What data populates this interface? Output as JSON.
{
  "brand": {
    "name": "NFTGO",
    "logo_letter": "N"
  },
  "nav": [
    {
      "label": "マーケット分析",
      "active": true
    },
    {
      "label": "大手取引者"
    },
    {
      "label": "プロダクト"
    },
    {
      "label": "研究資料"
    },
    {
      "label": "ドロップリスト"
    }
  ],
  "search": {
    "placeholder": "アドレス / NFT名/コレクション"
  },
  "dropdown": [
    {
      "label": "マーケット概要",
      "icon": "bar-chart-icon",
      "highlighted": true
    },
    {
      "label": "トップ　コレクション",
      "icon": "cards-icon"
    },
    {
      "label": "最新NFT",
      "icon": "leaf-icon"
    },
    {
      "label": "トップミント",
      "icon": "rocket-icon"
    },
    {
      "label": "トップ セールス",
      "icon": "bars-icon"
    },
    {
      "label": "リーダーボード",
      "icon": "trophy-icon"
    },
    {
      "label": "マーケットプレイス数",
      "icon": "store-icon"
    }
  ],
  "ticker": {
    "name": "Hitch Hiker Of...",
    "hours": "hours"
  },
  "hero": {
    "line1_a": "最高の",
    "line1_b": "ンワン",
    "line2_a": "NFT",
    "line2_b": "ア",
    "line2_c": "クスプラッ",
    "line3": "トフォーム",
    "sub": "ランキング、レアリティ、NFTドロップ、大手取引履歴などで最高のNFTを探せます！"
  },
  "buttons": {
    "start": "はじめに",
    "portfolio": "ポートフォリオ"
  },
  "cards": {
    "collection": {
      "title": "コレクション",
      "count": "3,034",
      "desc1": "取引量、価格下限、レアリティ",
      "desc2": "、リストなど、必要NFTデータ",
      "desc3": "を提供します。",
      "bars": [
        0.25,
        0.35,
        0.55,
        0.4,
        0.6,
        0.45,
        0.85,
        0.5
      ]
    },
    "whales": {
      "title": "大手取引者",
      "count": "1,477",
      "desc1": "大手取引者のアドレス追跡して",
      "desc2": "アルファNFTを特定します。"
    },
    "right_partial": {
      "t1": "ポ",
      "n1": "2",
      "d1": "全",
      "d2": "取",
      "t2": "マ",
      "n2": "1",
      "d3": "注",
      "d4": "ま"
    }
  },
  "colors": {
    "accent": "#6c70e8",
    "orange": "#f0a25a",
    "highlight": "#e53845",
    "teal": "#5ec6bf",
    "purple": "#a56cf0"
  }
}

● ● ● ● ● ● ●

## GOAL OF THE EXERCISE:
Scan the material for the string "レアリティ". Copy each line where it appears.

## TASK RESULT:
    "sub": "ランキング、レアリティ、NFTドロップ、大手取引履歴などで最高のNFTを探せます！"
      "desc1": "取引量、価格下限、レアリティ",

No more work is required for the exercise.